IN: Reviews

Non-Pacific Quartet

by

Named for geography (it was founded in California), not temperament, the 25-year-old Pacifica Quartet has recorded and performed the complete string quartets of Shostakovich and Carter, hardly the most pacific music one could find. It has also recorded the complete quartets of Mendelssohn, and it brought the Quartet No. 3, in D, Op. 44, No. 1 to the Maverick on Sunday.

The ensemble’s precision (this seems to be one of those quartets which aims to sound like a single instrument) and technical finish are awesome. Its Mendelssohn was compelling.

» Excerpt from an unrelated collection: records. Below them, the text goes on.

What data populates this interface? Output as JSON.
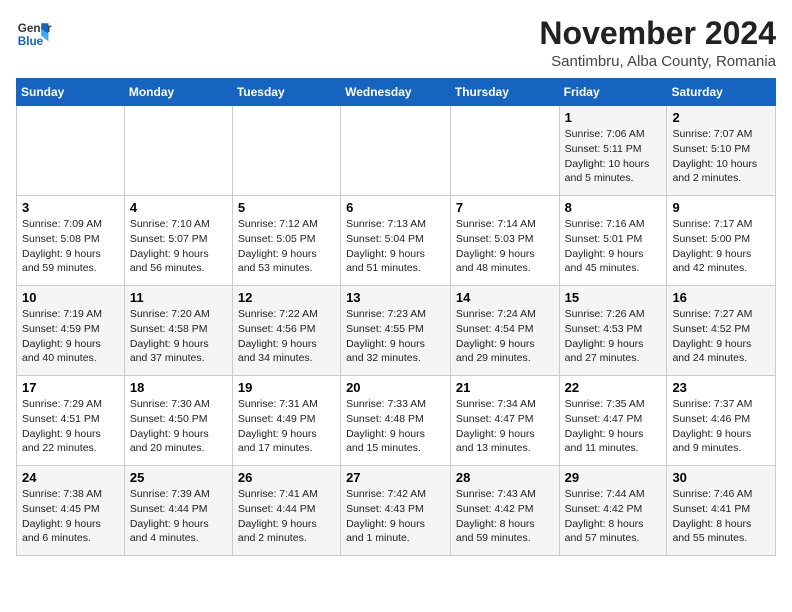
{
  "logo": {
    "line1": "General",
    "line2": "Blue"
  },
  "title": "November 2024",
  "location": "Santimbru, Alba County, Romania",
  "days_header": [
    "Sunday",
    "Monday",
    "Tuesday",
    "Wednesday",
    "Thursday",
    "Friday",
    "Saturday"
  ],
  "weeks": [
    [
      {
        "day": "",
        "info": ""
      },
      {
        "day": "",
        "info": ""
      },
      {
        "day": "",
        "info": ""
      },
      {
        "day": "",
        "info": ""
      },
      {
        "day": "",
        "info": ""
      },
      {
        "day": "1",
        "info": "Sunrise: 7:06 AM\nSunset: 5:11 PM\nDaylight: 10 hours\nand 5 minutes."
      },
      {
        "day": "2",
        "info": "Sunrise: 7:07 AM\nSunset: 5:10 PM\nDaylight: 10 hours\nand 2 minutes."
      }
    ],
    [
      {
        "day": "3",
        "info": "Sunrise: 7:09 AM\nSunset: 5:08 PM\nDaylight: 9 hours\nand 59 minutes."
      },
      {
        "day": "4",
        "info": "Sunrise: 7:10 AM\nSunset: 5:07 PM\nDaylight: 9 hours\nand 56 minutes."
      },
      {
        "day": "5",
        "info": "Sunrise: 7:12 AM\nSunset: 5:05 PM\nDaylight: 9 hours\nand 53 minutes."
      },
      {
        "day": "6",
        "info": "Sunrise: 7:13 AM\nSunset: 5:04 PM\nDaylight: 9 hours\nand 51 minutes."
      },
      {
        "day": "7",
        "info": "Sunrise: 7:14 AM\nSunset: 5:03 PM\nDaylight: 9 hours\nand 48 minutes."
      },
      {
        "day": "8",
        "info": "Sunrise: 7:16 AM\nSunset: 5:01 PM\nDaylight: 9 hours\nand 45 minutes."
      },
      {
        "day": "9",
        "info": "Sunrise: 7:17 AM\nSunset: 5:00 PM\nDaylight: 9 hours\nand 42 minutes."
      }
    ],
    [
      {
        "day": "10",
        "info": "Sunrise: 7:19 AM\nSunset: 4:59 PM\nDaylight: 9 hours\nand 40 minutes."
      },
      {
        "day": "11",
        "info": "Sunrise: 7:20 AM\nSunset: 4:58 PM\nDaylight: 9 hours\nand 37 minutes."
      },
      {
        "day": "12",
        "info": "Sunrise: 7:22 AM\nSunset: 4:56 PM\nDaylight: 9 hours\nand 34 minutes."
      },
      {
        "day": "13",
        "info": "Sunrise: 7:23 AM\nSunset: 4:55 PM\nDaylight: 9 hours\nand 32 minutes."
      },
      {
        "day": "14",
        "info": "Sunrise: 7:24 AM\nSunset: 4:54 PM\nDaylight: 9 hours\nand 29 minutes."
      },
      {
        "day": "15",
        "info": "Sunrise: 7:26 AM\nSunset: 4:53 PM\nDaylight: 9 hours\nand 27 minutes."
      },
      {
        "day": "16",
        "info": "Sunrise: 7:27 AM\nSunset: 4:52 PM\nDaylight: 9 hours\nand 24 minutes."
      }
    ],
    [
      {
        "day": "17",
        "info": "Sunrise: 7:29 AM\nSunset: 4:51 PM\nDaylight: 9 hours\nand 22 minutes."
      },
      {
        "day": "18",
        "info": "Sunrise: 7:30 AM\nSunset: 4:50 PM\nDaylight: 9 hours\nand 20 minutes."
      },
      {
        "day": "19",
        "info": "Sunrise: 7:31 AM\nSunset: 4:49 PM\nDaylight: 9 hours\nand 17 minutes."
      },
      {
        "day": "20",
        "info": "Sunrise: 7:33 AM\nSunset: 4:48 PM\nDaylight: 9 hours\nand 15 minutes."
      },
      {
        "day": "21",
        "info": "Sunrise: 7:34 AM\nSunset: 4:47 PM\nDaylight: 9 hours\nand 13 minutes."
      },
      {
        "day": "22",
        "info": "Sunrise: 7:35 AM\nSunset: 4:47 PM\nDaylight: 9 hours\nand 11 minutes."
      },
      {
        "day": "23",
        "info": "Sunrise: 7:37 AM\nSunset: 4:46 PM\nDaylight: 9 hours\nand 9 minutes."
      }
    ],
    [
      {
        "day": "24",
        "info": "Sunrise: 7:38 AM\nSunset: 4:45 PM\nDaylight: 9 hours\nand 6 minutes."
      },
      {
        "day": "25",
        "info": "Sunrise: 7:39 AM\nSunset: 4:44 PM\nDaylight: 9 hours\nand 4 minutes."
      },
      {
        "day": "26",
        "info": "Sunrise: 7:41 AM\nSunset: 4:44 PM\nDaylight: 9 hours\nand 2 minutes."
      },
      {
        "day": "27",
        "info": "Sunrise: 7:42 AM\nSunset: 4:43 PM\nDaylight: 9 hours\nand 1 minute."
      },
      {
        "day": "28",
        "info": "Sunrise: 7:43 AM\nSunset: 4:42 PM\nDaylight: 8 hours\nand 59 minutes."
      },
      {
        "day": "29",
        "info": "Sunrise: 7:44 AM\nSunset: 4:42 PM\nDaylight: 8 hours\nand 57 minutes."
      },
      {
        "day": "30",
        "info": "Sunrise: 7:46 AM\nSunset: 4:41 PM\nDaylight: 8 hours\nand 55 minutes."
      }
    ]
  ]
}
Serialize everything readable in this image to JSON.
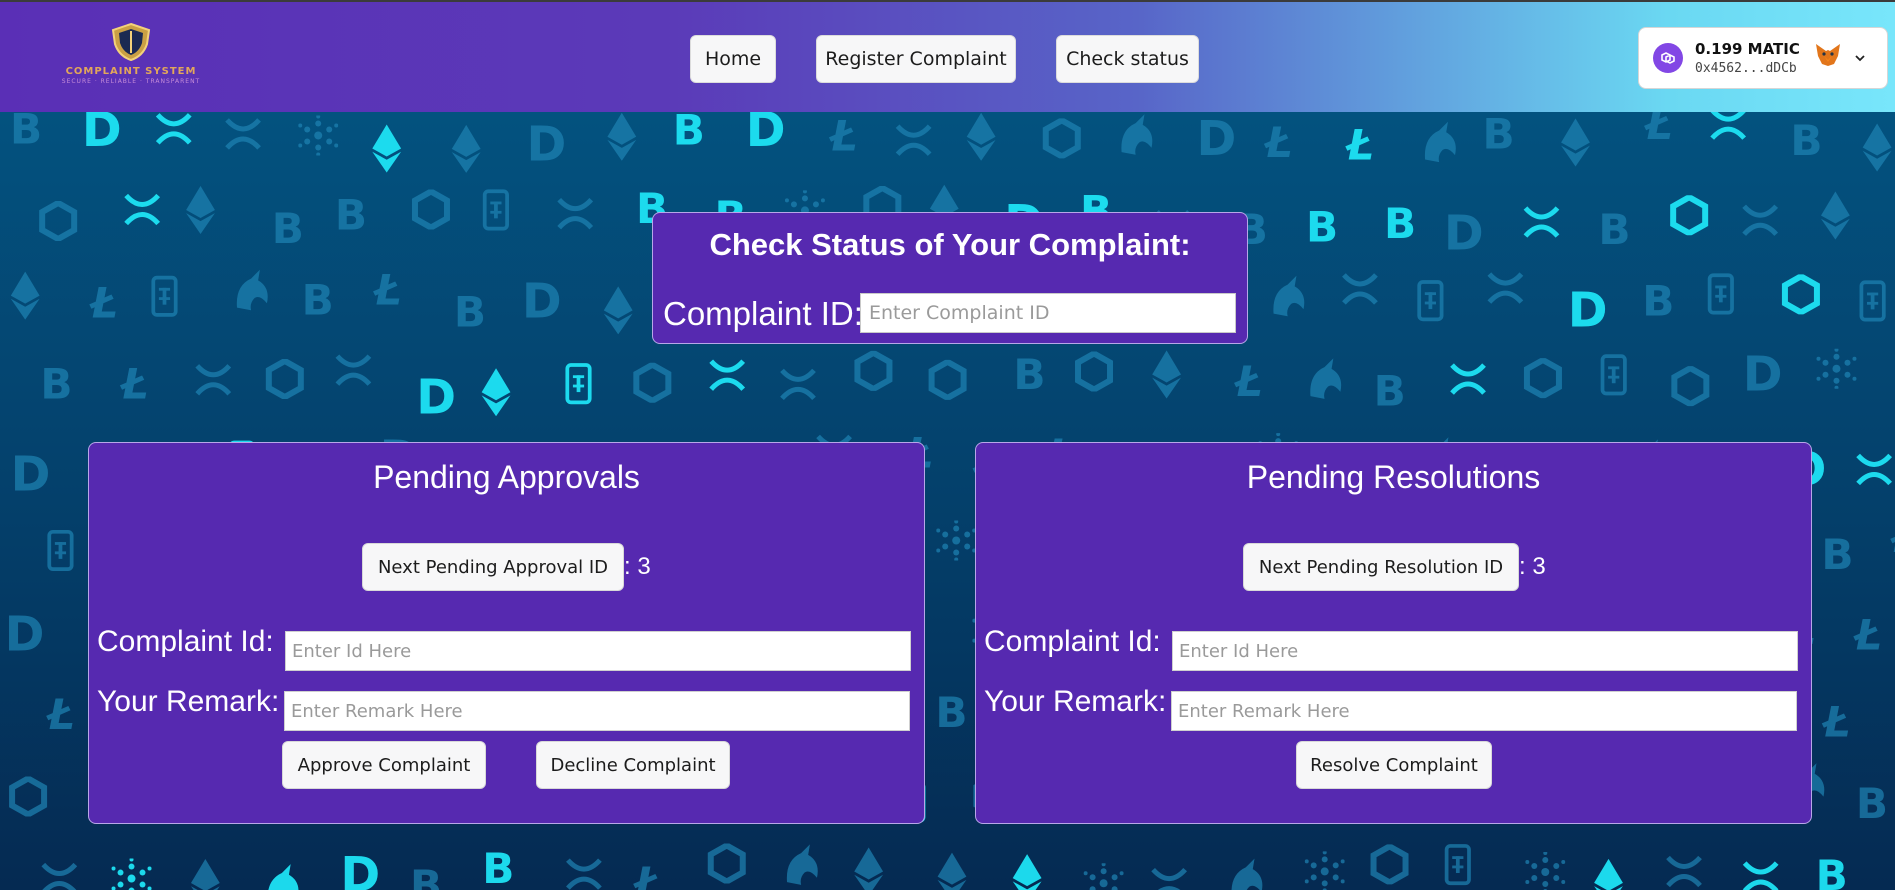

At the same time, the performance sometimes felt a bit aggressive for Mendelssohn, especially in the first movement, since Mendelssohn’s quartets (except for the tragic Op. 80) are generally sunnier than what we heard here. The streamlined approach to the finale was unconventional, but not excessive. This stimulating performance left me thinking.

After hearing the Pacifica’s performance of Elliot Carter’s String Quartet No. 2, I have decided that I don’t want to listen to any recordings of that music, not even theirs. This composition, which made Carter’s reputation and won his first Pulitzer Prize, is very challenging to listen to, certainly by design. Rather than use the traditional style of development, Carter has written an ongoing conversation among the four instruments which doesn’t cohere until the very end. Its nine sections, except for the cadenzas for solo instruments, are almost impossible to discern. Listening to this music at home, even on a good stereo, poses a daunting challenge, and my refresher listen the week before the concert (to the Composers Quartet, in a composer-supervised recording) left me as puzzled as the first time I heard it. In concert, though, the spatial separation of the instruments (specified by the composer) and the visual cues of musicians at work somewhat clarify things. While the score is full of clashes and complexity, the individual passages played by each instrument are usually not very complex at all. That definitely helps a listener. While this isn’t exactly entertaining music, it’s engaging to hear live. I wouldn’t dare to evaluate the performance, but I presume it was excellent.

Pacifica Quartet (Lisa-Marie Mazzucco photo)

Of course the foursome has performed all of endlessly fascinating Beethoven’s quartets. This concert concluded with No. 9, in C Major, Op. 59, No. 3, the last of the “Razumovskys.” (The music loving count requested that each include Russian themes.) The Pacifica Quartet’s take gave complete satisfaction. They vividly projected the drama throughout. Dynamics often exploded, and the sforzandi shocked as intended. The only annoyance was a tendency in the first three movements to follow some phrases with minute pauses, a tactic I hadn’t heard before. The thrilling traversal of the finale, which remained clear even at the very fast tempo, swept away any reservations.

Leslie Gerber, who lives in Woodstock, New York, has been reviewing professionally since 1966, for such venues as Performance Today, Fanfare, and Amazon.com. He also publishes the Parnassus Records label.

1 Comment »

Categories Reviews

1 Comment [leave a civil comment (others will be removed) and please disclose relevant affiliations]

  1. Thank you, Mr. Gerber, for an insightful review of what sounds like a fine concert.

    My only quibble is when you say “the performance sometimes felt a bit aggressive for Mendelssohn.” There are times, I think, especially in the sturm and drang utterances that so wonderfully populate the master’s work that seem to cry out for an aggressive, if not unhinged, approach. In the fifty years of my recreational galumphing through those quartets, I have often approached the middle voices with that attitude. Thankfully, the Performance Practice Police have not yet come knocking at my door.

    Interestingly, the part of this review that may be the most impressive is that devoted to the Carter; music that, if I’m reading him correctly, Mr. Gerber admits he is unfamiliar with and does not enjoy overmuch. Is it possible that his seemingly fraught relationship to the piece is what gives his evaluation of it special weight and value? His insights about it are honest, unburdened by performance history baggage, and welcomely unpretentious. What he says about this music makes me want to broach with my quartet buddies that we give the piece a good try.

    A common notion is that the best music reviewers are good because they knew so much about the music and performance history of the stuff they are writing about. Recently a learned and eloquent commentator in another “thread” on this page pointed out three goals to aspire to in critiquing a performance:

    *hold an array of ideas how a piece of music might sound in performance
    • engage fully with the unique performance at hand
    • remain open to the possibility that one’s array of ideas may well be altered and perhaps expanded by it, just as it has in the past by any great performance.

    It is the third of those advantages that has the most resonance with me.

    There are times when when it’s time to sing a new song.

    Comment by Jonathan Brodie — August 28, 2019 at 11:24 am

RSS feed for comments on this post.

Leave a comment